Margaret Neilson Armstrong (1867-1944) was a 20th-century American designer, illustrator, and author. She is best known for her book covers in the Art Nouveau style but also wrote and illustrated the first comprehensive guide to wildflowers of the American west. She also wrote mystery novels and biographies..... Paul Laurence Dunbar (June 27, 1872 - February 9, 1906) was an American poet, novelist, and playwright of the late 19th and early 20th centuries. Born in Dayton, Ohio, to parents who had been enslaved in Kentucky before the American Civil War, Dunbar began to write stories and verse when still a child; he was president of his high school's literary society. He published his first poems at the age of 16 in a Dayton newspaper. Much of Dunbar's more popular work in his lifetime was written in the Negro dialect associated with the antebellum South, though he also used the Midwestern regional dialect of James Whitcomb Riley.

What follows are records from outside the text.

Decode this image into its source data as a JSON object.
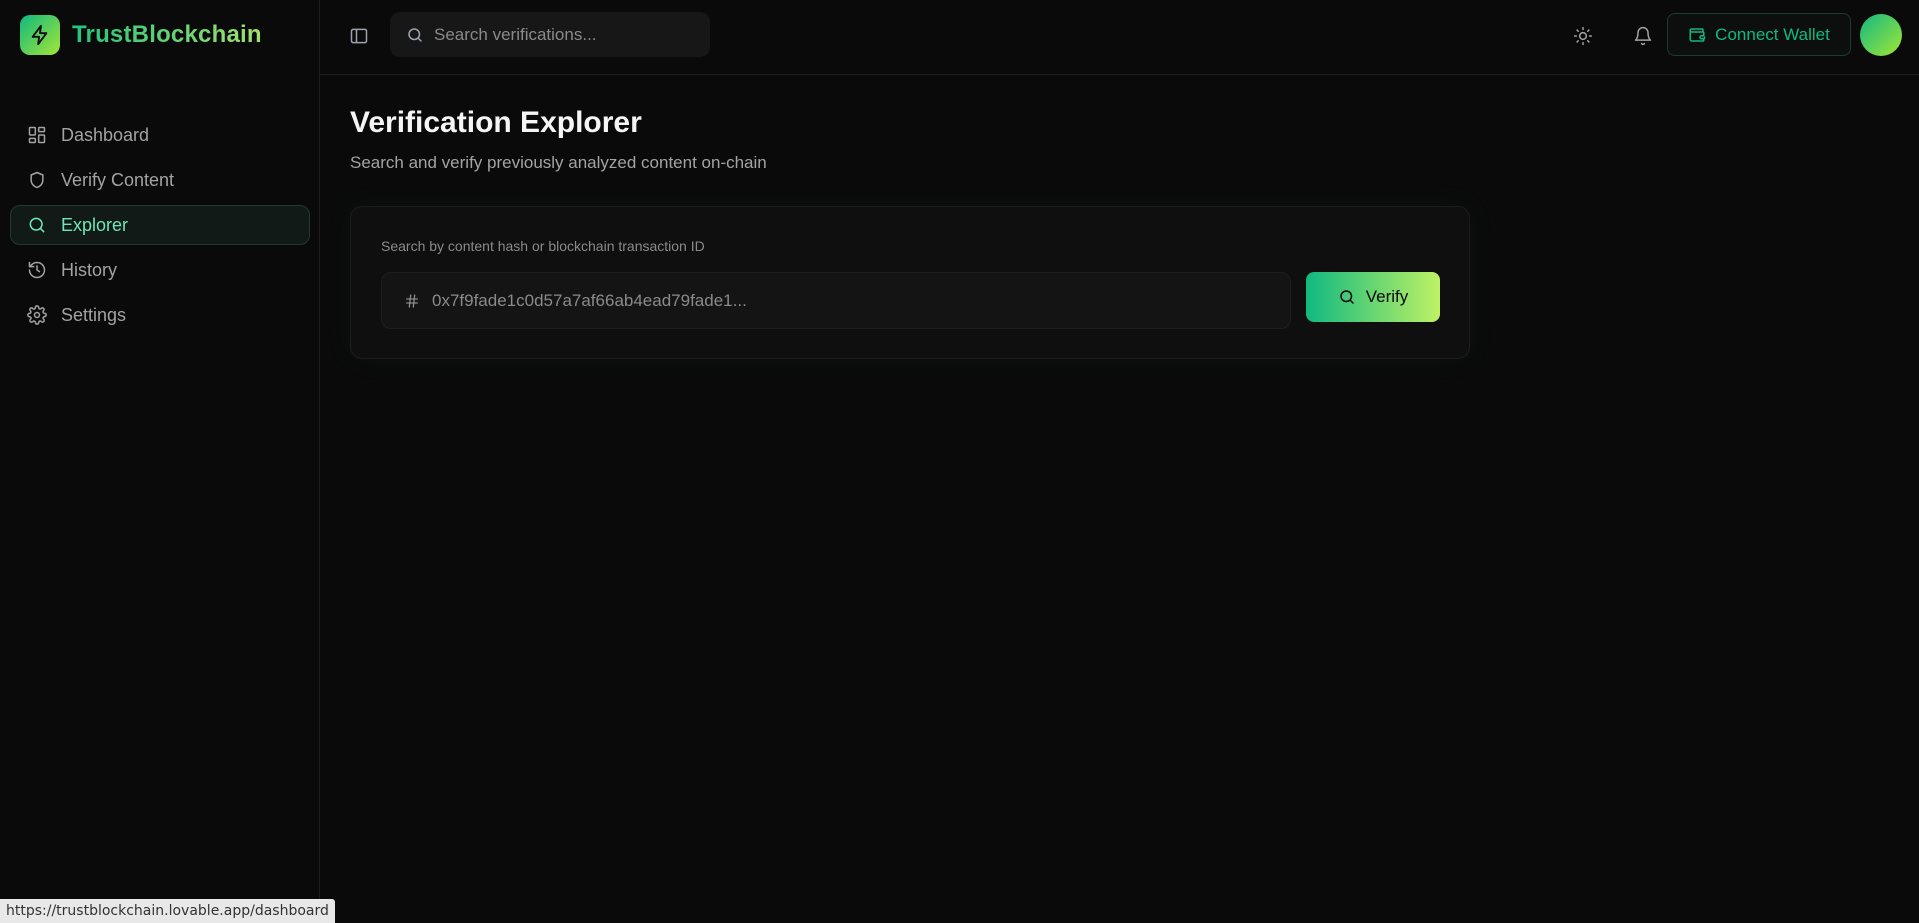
{
  "app": {
    "brand_name": "TrustBlockchain",
    "accent_color": "#10b981",
    "accent_gradient_end": "#a3e635"
  },
  "sidebar": {
    "items": [
      {
        "label": "Dashboard",
        "icon": "dashboard-grid-icon",
        "active": false
      },
      {
        "label": "Verify Content",
        "icon": "shield-icon",
        "active": false
      },
      {
        "label": "Explorer",
        "icon": "search-icon",
        "active": true
      },
      {
        "label": "History",
        "icon": "history-icon",
        "active": false
      },
      {
        "label": "Settings",
        "icon": "gear-icon",
        "active": false
      }
    ]
  },
  "topbar": {
    "search_placeholder": "Search verifications...",
    "connect_wallet_label": "Connect Wallet"
  },
  "main": {
    "title": "Verification Explorer",
    "subtitle": "Search and verify previously analyzed content on-chain",
    "card": {
      "label": "Search by content hash or blockchain transaction ID",
      "input_placeholder": "0x7f9fade1c0d57a7af66ab4ead79fade1...",
      "verify_label": "Verify"
    }
  },
  "status_bar": {
    "url": "https://trustblockchain.lovable.app/dashboard"
  }
}
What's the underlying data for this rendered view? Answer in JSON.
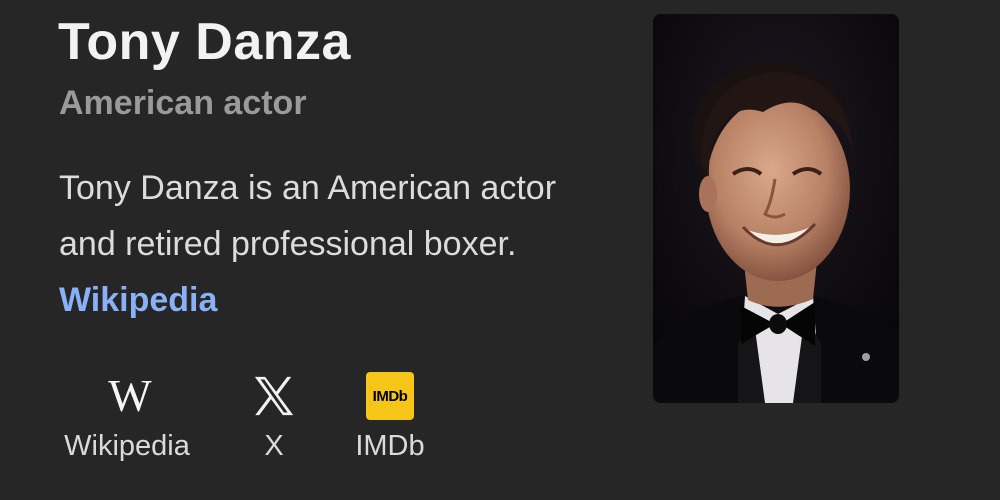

Dunbar's work was praised by William Dean Howells, a leading editor associated with the Harper's Weekly, and Dunbar was one of the first African-American writers to establish an international reputation. He wrote the lyrics for the musical comedy In Dahomey (1903), the first all-African-American musical produced on Broadway in New York. The musical later toured in the United States and the United Kingdom. Dunbar also wrote in conventional English in other poetry and novels. Since the late 20th century, scholars have become more interested in these other works. Suffering from tuberculosis, which then had no cure, Dunbar died in Dayton at the age of 33. Early life: Paul Laurence Dunbar was born at 311 Howard Street in Dayton, Ohio, on June 27, 1872, to parents who had been enslaved in Kentucky before the American Civil War. After being emancipated, his mother Matilda had moved to Dayton with other family members, including her two sons Robert and William from her first marriage. Dunbar's father Joshua had escaped from slavery in Kentucky before the war ended. He traveled to Massachusetts and volunteered for the 55th Massachusetts Infantry Regiment, one of the first two black units to serve in the war. The senior Dunbar also served in the 5th Massachusetts Cavalry Regiment. Paul Dunbar was born six months after Joshua and Matilda married on Christmas Eve, 1871. The marriage of Dunbar's parents was troubled and Dunbar's mother left Joshua soon after having their second child, a daughter.Joshua died on August 16, 1885; Paul was then 12 years old. Dunbar wrote his first poem at the age of six and gave his first public recital at the age of nine. His mother assisted him in his schooling, having learned to read expressly for that purpose. She often read the Bible with him, and thought he might become a minister in the African Methodist Episcopal Church. It was the first independent black denomination in America, founded in Philadelphia in the early 19th century. Dunbar was the only African-American student during his years at Central High School in Dayton; Orville Wright was a classmate and friend. Well-accepted, he was elected as president of the school's literary society, and became the editor of the school newspaper and a member of the debate club.